Businesses invest in a community for the ease of recruiting and retaining talent, Eshelman said, and a community that has outdoor options attracts businesses and employees.
With a Go Virginia grant, Eshelman said that Roanoke was able to conduct a survey of college students to gauge talent attraction. More than 1,000 students completed the survey, and one of the top five answers included accessibility to outdoor activities.
“So I think your decision to focus on bike and walk-ability is really spot on,” he said of Waynesboro, Staunton and Augusta.
He advised participants to consider two questions as they move along in the process: What are you doing to make your community sticky? Does this activity make your community sticky?
“No matter what you want to be — it has to be real,” Eshelman said.
According to Eshelman, more than three in four Americans engage in outdoor activities.
“All of this getting outside translates to big dollars.”
He also offered that one in 20 Americans is employed in the outdoor industry, which is an $887 billion industry.
Eshelman said that to create a walk-bike community in Roanoke, the Roanoke Outside Foundation was created. The foundation received support from the public and private sector.
He encouraged Waynesboro, Staunton and Augusta County to consider their assets and to make them accessible. The process might involve thinking about any possible obstacles in the way or what might need to be changed to obtain the goal of a walk-bike community.
Then Roanoke created events to bring participants from all over, such as America’s Toughest Road Marathon, which was held two weeks ago.
“We wanted to make ours uniquely Roanoke,” Eshelman said of the marathon, which takes runners up and down three mountain ranges.
In the summit’s first break-out session, the 55 participants broke up into eight groups to discuss what makes Staunton, Augusta County and Waynesboro communities “sticky.”
Kara Dillard, a facilitator from the James Madison University Institute for Constructive Advocacy & Dialogue, said “sticky” communities make residents want to move to the community and stay.

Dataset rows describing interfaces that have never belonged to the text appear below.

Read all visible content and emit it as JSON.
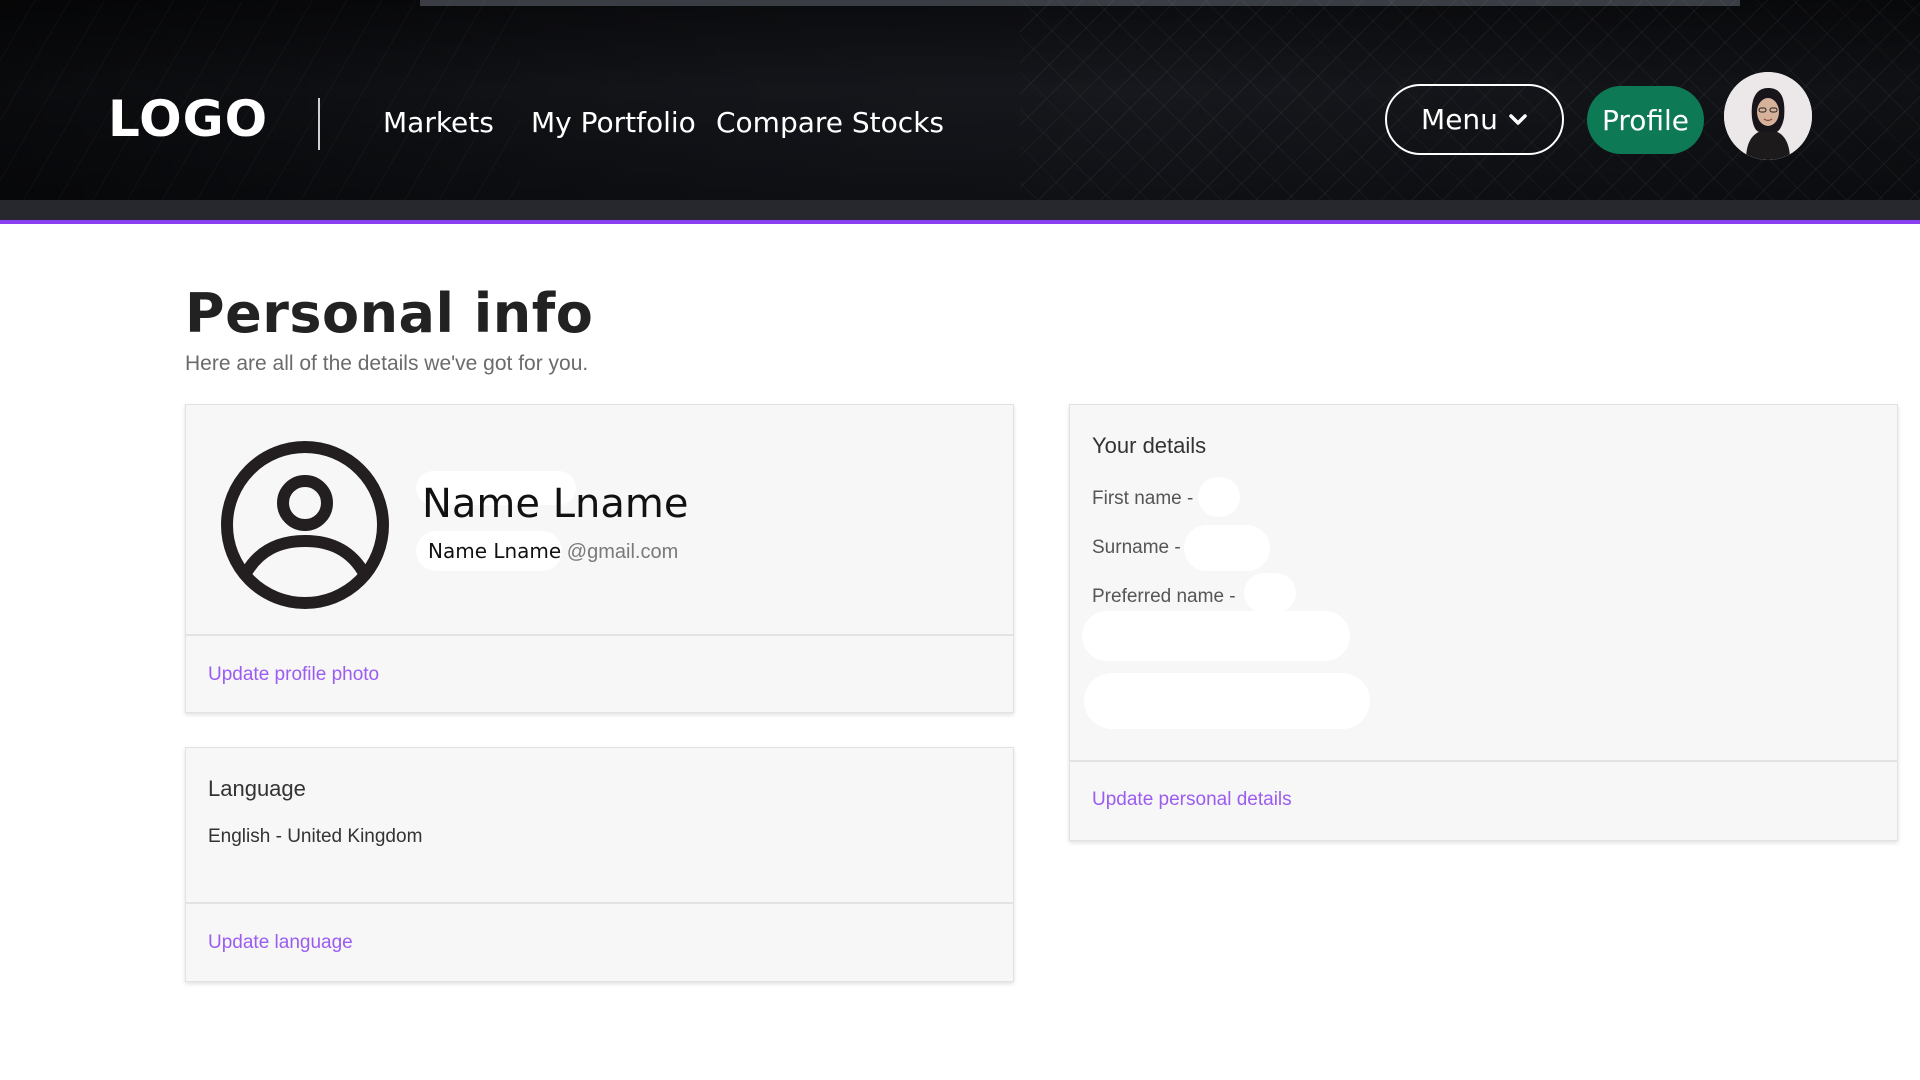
{
  "header": {
    "logo": "LOGO",
    "nav": {
      "markets": "Markets",
      "portfolio": "My Portfolio",
      "compare": "Compare Stocks"
    },
    "menu_label": "Menu",
    "profile_label": "Profile",
    "accent_color": "#8a3ff0",
    "profile_color": "#0e7a55"
  },
  "page": {
    "title": "Personal info",
    "subtitle": "Here are all of the details we've got for you."
  },
  "profile_card": {
    "name": "Name Lname",
    "email_user": "Name Lname",
    "email_domain": "@gmail.com",
    "update_photo": "Update profile photo"
  },
  "language_card": {
    "heading": "Language",
    "value": "English - United Kingdom",
    "update_link": "Update language"
  },
  "details_card": {
    "heading": "Your details",
    "first_name_label": "First name -",
    "surname_label": "Surname -",
    "preferred_name_label": "Preferred name -",
    "update_link": "Update personal details"
  },
  "link_color": "#9b5cf0"
}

They welcome young residents and encourage them to stay with bicycling and other healthy lifestyle choices.
Research has proven a correlation between outdoor activity and happiness, Eshelman said.
“The happier you are, the more sticky your community becomes,” he said.
Wolf said what he hopes to gain from the summit is connections that lead to greater discussions throughout the year.
“We live in a beautiful place, and there’s no better way to enjoy it than walking and biking,” Wolf said.